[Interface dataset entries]
++++++++++

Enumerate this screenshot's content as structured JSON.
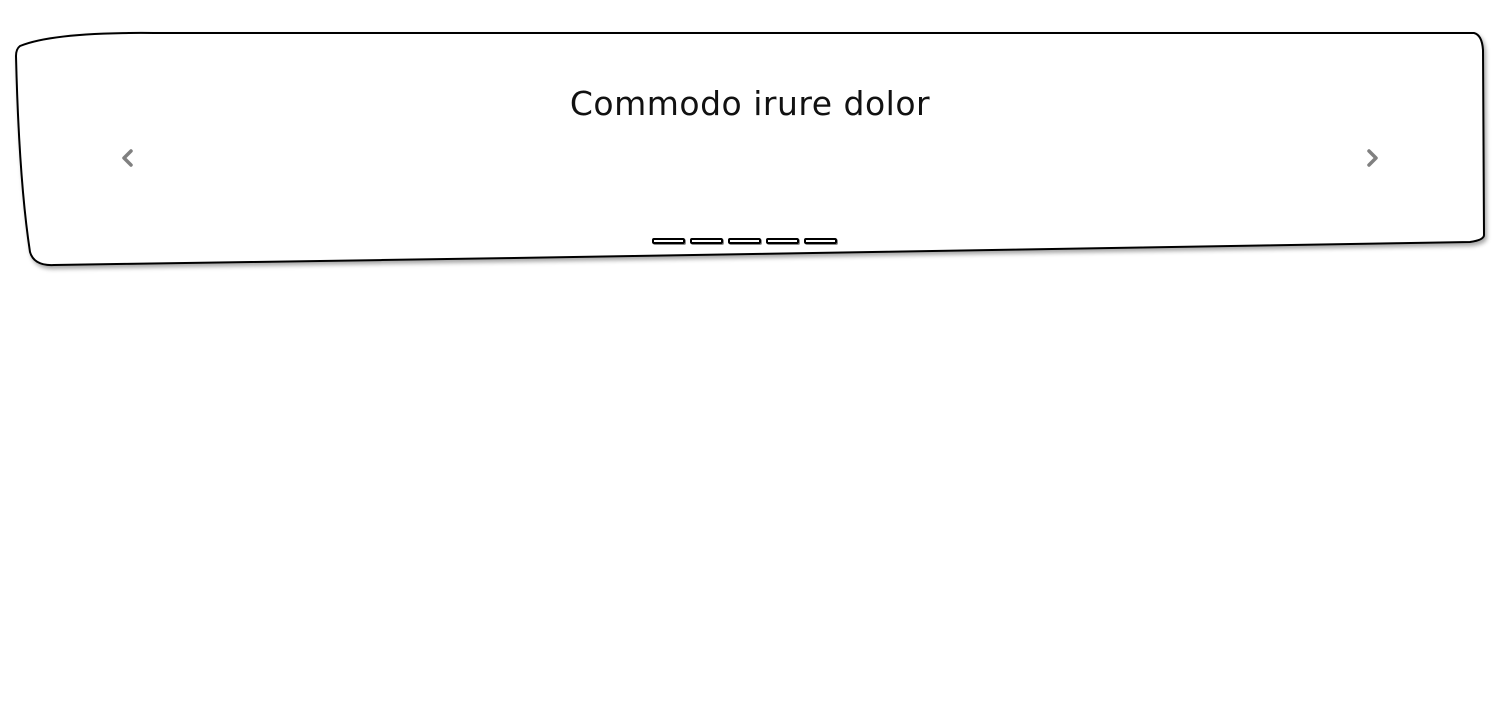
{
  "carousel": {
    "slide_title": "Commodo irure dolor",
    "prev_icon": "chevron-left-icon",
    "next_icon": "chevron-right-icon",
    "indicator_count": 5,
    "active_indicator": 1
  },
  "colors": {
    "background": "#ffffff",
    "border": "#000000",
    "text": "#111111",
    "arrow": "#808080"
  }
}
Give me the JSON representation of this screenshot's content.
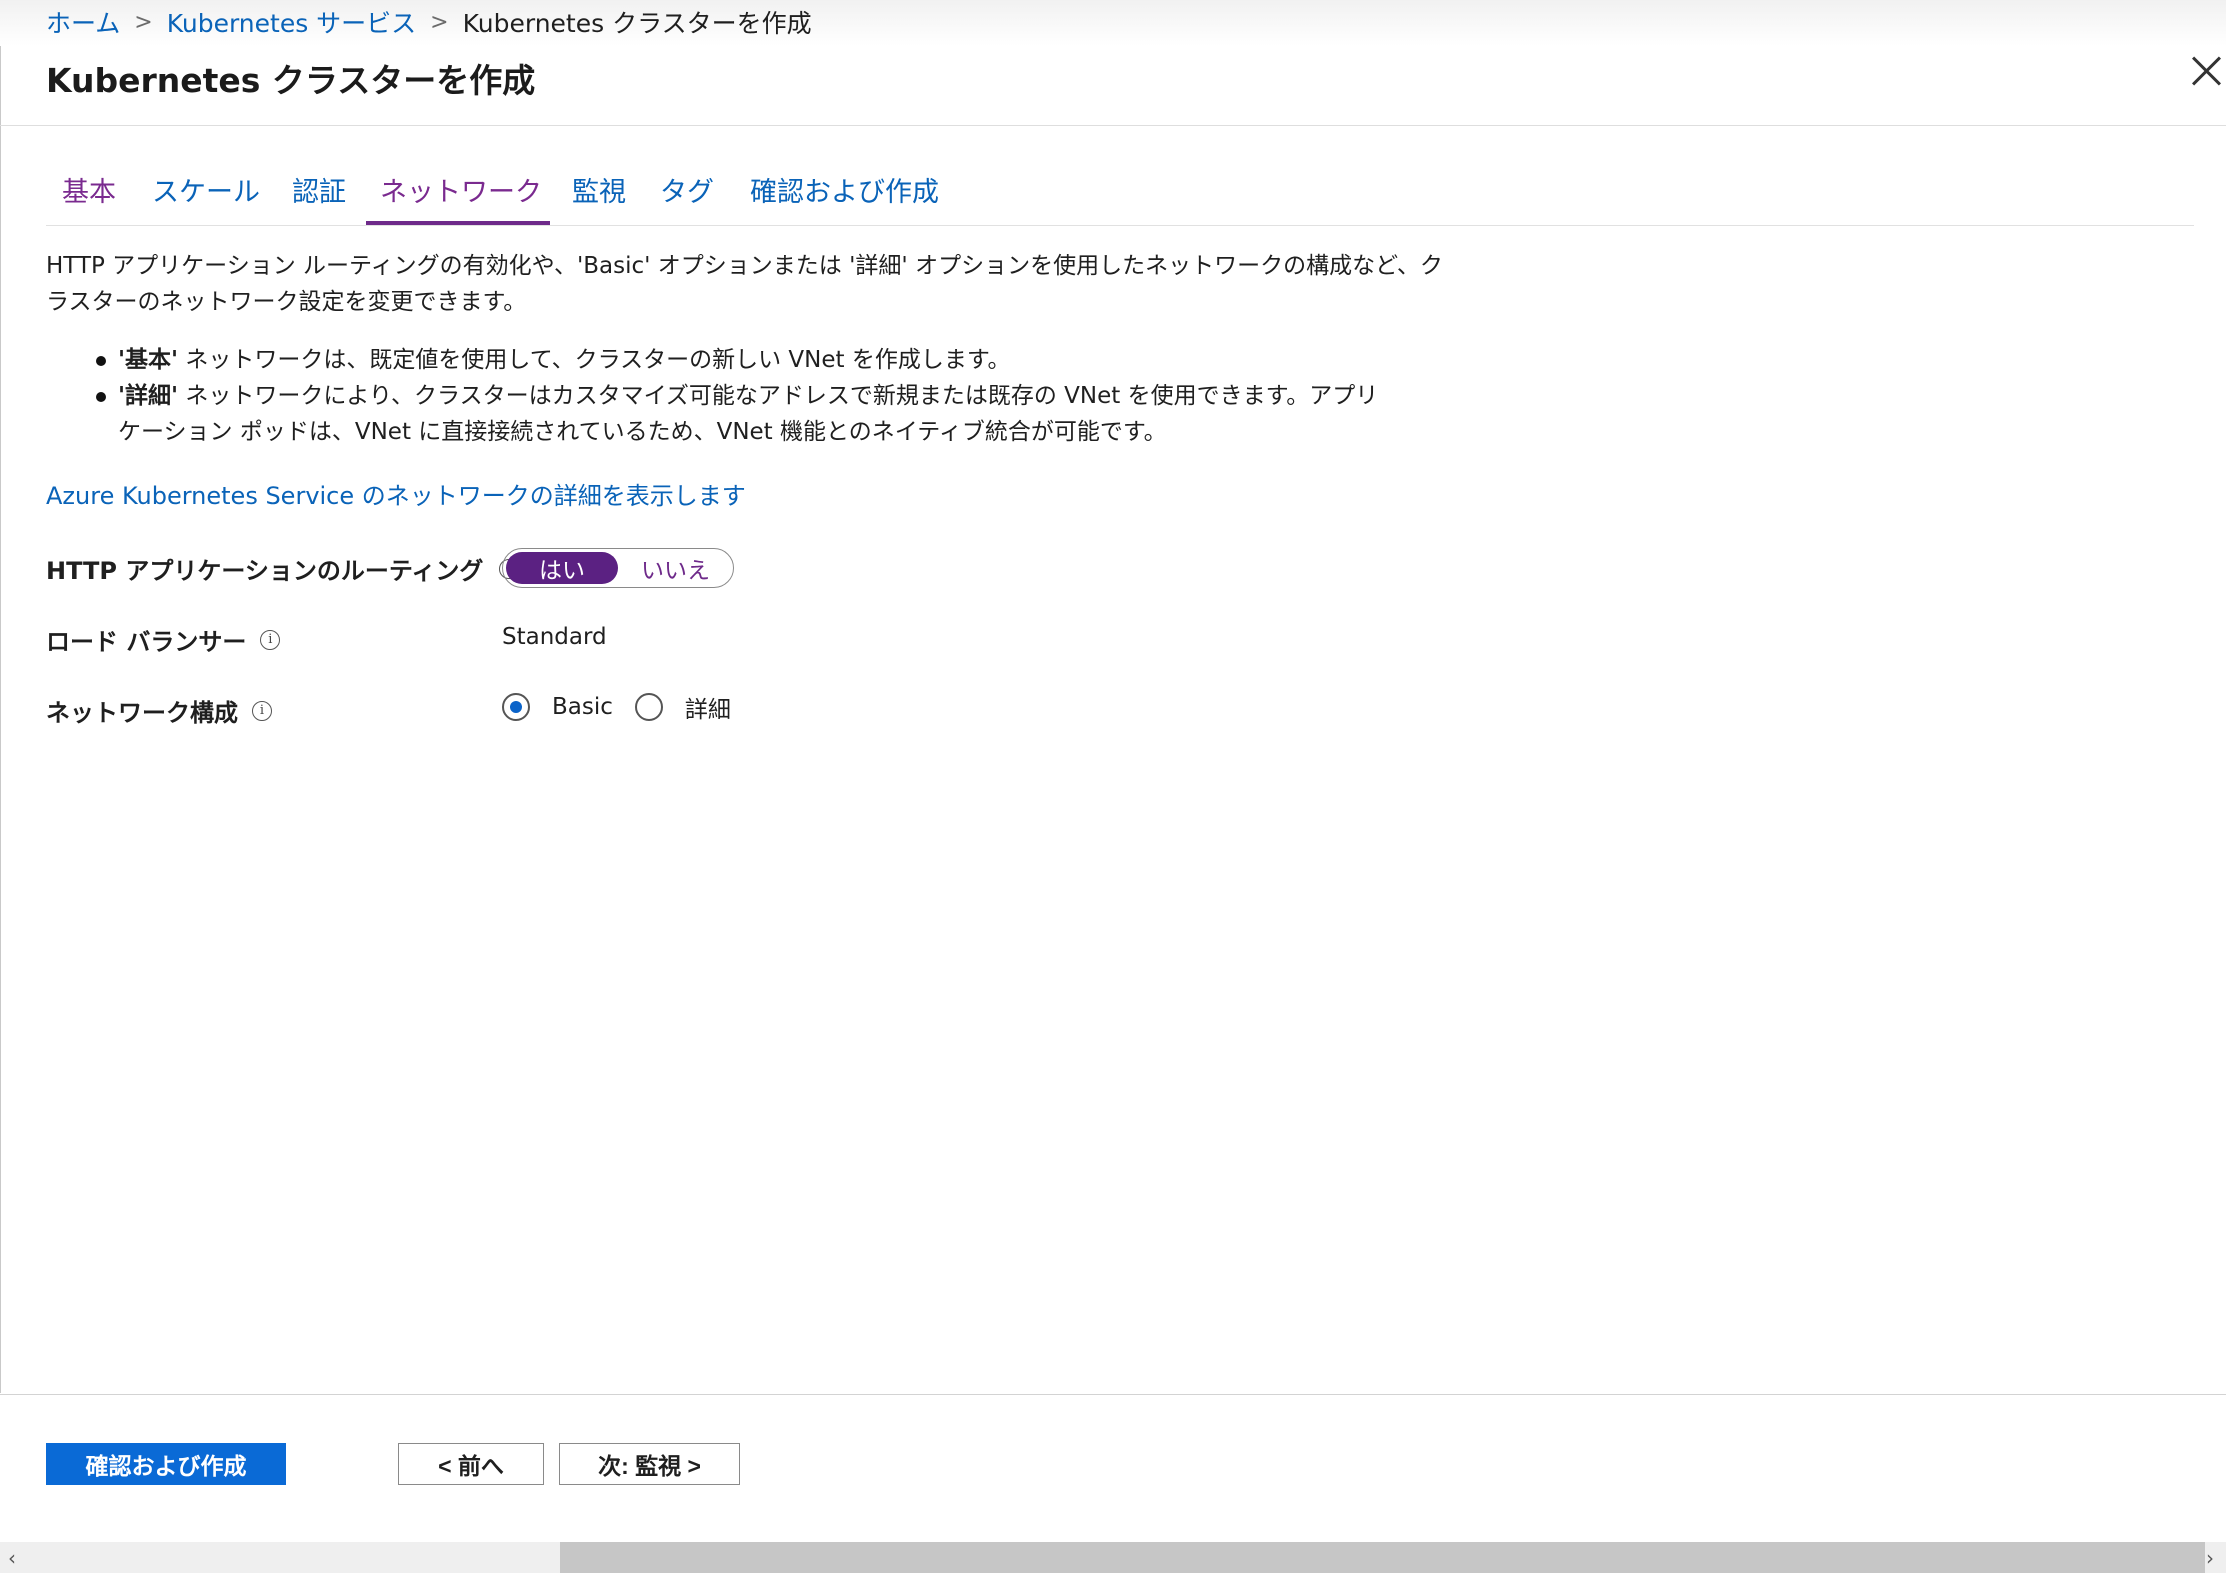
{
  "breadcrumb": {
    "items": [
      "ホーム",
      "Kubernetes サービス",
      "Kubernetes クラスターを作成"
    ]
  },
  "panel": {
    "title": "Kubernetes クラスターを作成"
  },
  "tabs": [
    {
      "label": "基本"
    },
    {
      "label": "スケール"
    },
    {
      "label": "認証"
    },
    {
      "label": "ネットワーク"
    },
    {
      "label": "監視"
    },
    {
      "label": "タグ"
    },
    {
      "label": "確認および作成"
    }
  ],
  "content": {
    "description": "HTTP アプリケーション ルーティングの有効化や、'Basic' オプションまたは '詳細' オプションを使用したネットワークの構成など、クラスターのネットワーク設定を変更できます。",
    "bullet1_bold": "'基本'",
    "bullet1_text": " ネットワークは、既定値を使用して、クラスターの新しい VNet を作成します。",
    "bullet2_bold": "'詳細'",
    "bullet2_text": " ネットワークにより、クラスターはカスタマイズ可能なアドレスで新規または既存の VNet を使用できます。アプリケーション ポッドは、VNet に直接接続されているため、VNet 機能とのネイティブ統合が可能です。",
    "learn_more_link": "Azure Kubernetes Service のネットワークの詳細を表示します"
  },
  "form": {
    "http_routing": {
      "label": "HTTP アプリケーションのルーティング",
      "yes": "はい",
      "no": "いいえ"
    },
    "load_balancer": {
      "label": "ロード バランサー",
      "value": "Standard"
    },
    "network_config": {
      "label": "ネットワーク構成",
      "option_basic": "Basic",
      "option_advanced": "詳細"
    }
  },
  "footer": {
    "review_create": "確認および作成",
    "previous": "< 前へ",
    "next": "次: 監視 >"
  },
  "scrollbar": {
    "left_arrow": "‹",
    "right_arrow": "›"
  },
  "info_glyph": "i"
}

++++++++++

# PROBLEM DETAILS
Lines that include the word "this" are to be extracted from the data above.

# ANSWER FOR THE TASK
Enumerate this screenshot's content as structured JSON.
Give me the JSON representation of this screenshot's content.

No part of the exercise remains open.